- [EXERCISE BRIEF]
The answer must be a single number, namely how many lines in the entries below contain the string "Paragraph".

[INFORMATION GIVEN — start]

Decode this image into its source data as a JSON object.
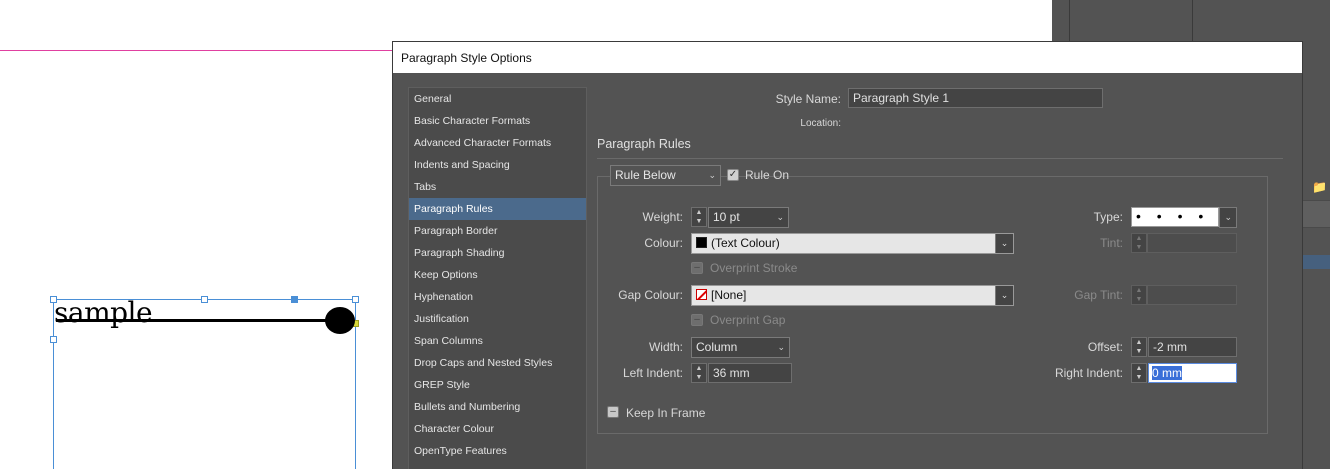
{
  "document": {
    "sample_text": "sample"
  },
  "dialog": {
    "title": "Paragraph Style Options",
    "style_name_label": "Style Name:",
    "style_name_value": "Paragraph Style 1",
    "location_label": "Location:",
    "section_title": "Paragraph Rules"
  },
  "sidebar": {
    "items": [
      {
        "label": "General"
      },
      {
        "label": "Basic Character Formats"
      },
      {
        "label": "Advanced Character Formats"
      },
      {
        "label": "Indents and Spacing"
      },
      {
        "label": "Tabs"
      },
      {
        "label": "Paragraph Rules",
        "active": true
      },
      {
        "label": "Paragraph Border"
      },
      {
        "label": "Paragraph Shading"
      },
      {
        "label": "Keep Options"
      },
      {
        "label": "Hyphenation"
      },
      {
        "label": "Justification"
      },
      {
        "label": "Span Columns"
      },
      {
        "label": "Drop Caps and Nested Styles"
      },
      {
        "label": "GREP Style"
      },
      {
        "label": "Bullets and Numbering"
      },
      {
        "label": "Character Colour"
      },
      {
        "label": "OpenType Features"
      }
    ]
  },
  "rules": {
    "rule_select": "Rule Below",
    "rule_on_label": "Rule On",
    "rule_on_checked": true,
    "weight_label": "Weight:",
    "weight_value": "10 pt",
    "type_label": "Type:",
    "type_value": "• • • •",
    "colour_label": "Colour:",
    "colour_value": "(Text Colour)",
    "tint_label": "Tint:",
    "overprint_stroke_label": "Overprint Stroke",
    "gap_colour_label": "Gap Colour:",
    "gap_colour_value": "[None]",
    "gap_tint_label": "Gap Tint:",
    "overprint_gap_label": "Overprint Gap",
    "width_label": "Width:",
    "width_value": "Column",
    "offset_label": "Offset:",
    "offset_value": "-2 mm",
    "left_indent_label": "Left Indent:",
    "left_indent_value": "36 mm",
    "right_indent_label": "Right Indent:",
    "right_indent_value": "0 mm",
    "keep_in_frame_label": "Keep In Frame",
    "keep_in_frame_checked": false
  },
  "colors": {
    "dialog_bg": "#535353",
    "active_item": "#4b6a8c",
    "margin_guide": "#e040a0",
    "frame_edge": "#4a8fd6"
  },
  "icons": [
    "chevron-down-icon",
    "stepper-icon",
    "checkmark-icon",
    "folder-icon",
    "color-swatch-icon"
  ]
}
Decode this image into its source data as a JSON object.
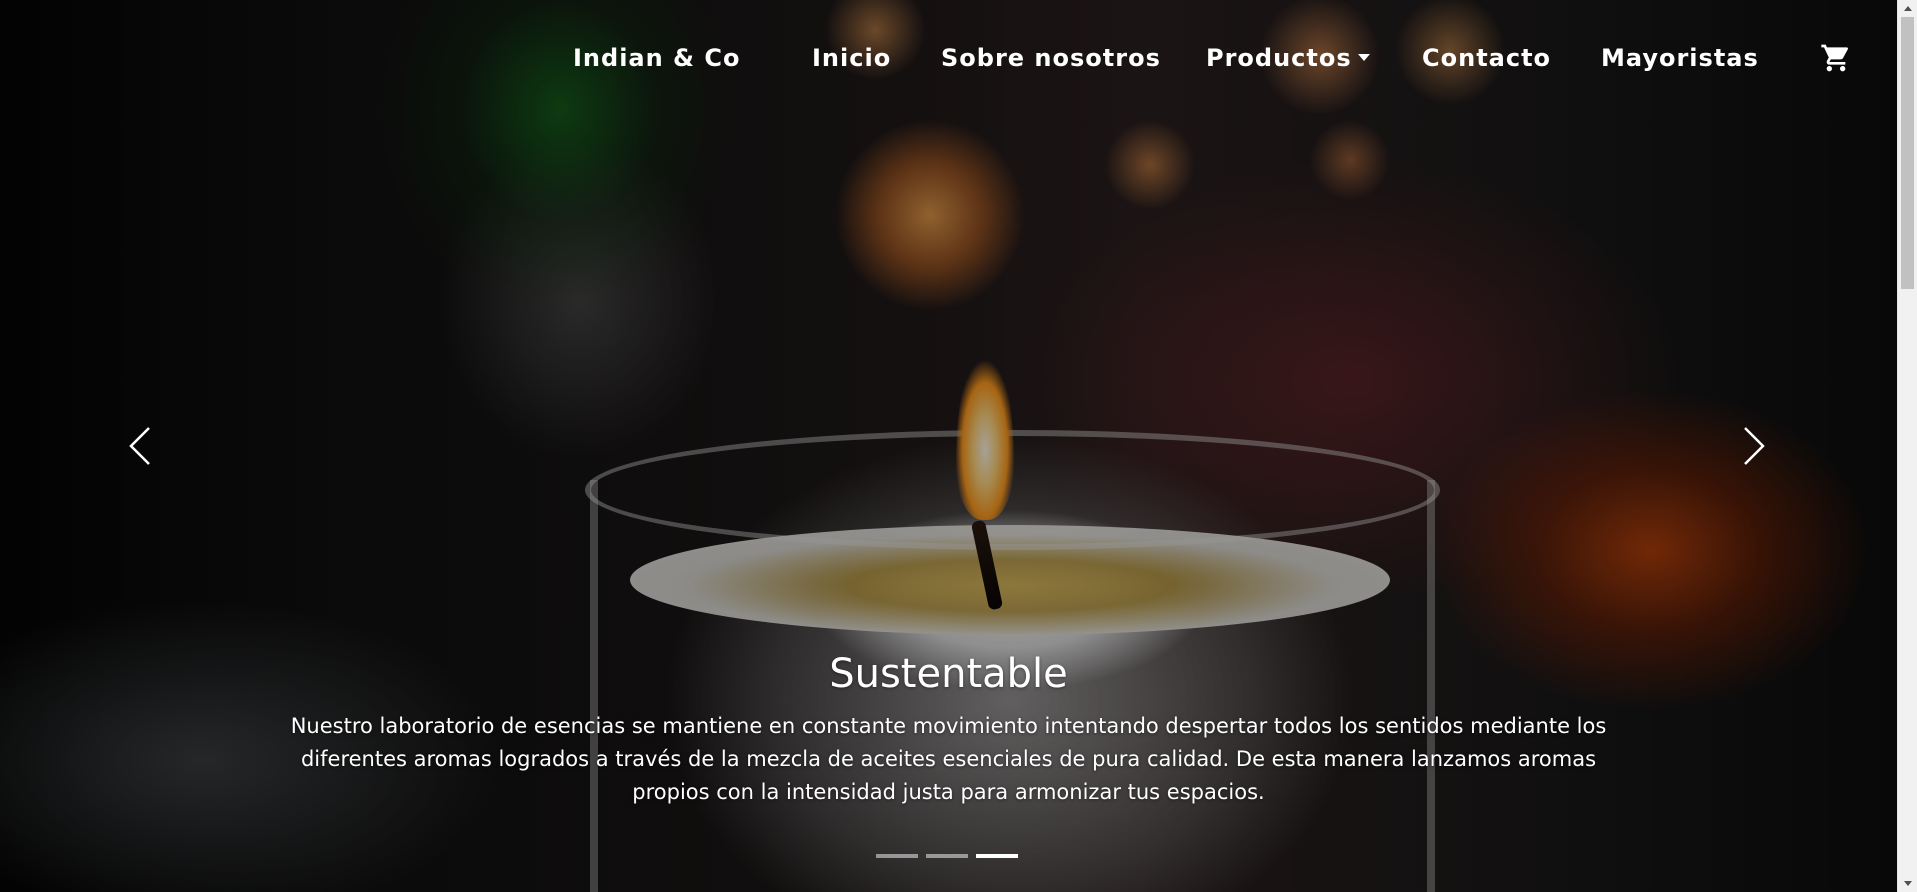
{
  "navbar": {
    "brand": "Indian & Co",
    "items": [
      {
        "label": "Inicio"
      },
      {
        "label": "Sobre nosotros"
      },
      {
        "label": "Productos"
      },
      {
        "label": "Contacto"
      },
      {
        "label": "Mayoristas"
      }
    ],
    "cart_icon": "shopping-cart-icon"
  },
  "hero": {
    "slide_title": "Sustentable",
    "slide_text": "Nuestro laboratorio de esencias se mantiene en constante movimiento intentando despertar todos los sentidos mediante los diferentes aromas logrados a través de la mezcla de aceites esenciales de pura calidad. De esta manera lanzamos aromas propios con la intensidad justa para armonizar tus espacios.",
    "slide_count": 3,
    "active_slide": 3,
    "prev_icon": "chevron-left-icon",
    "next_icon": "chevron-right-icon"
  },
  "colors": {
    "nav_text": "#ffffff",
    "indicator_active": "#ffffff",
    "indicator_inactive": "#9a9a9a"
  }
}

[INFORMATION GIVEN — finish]

- [OUTPUT OF THE TASK]
6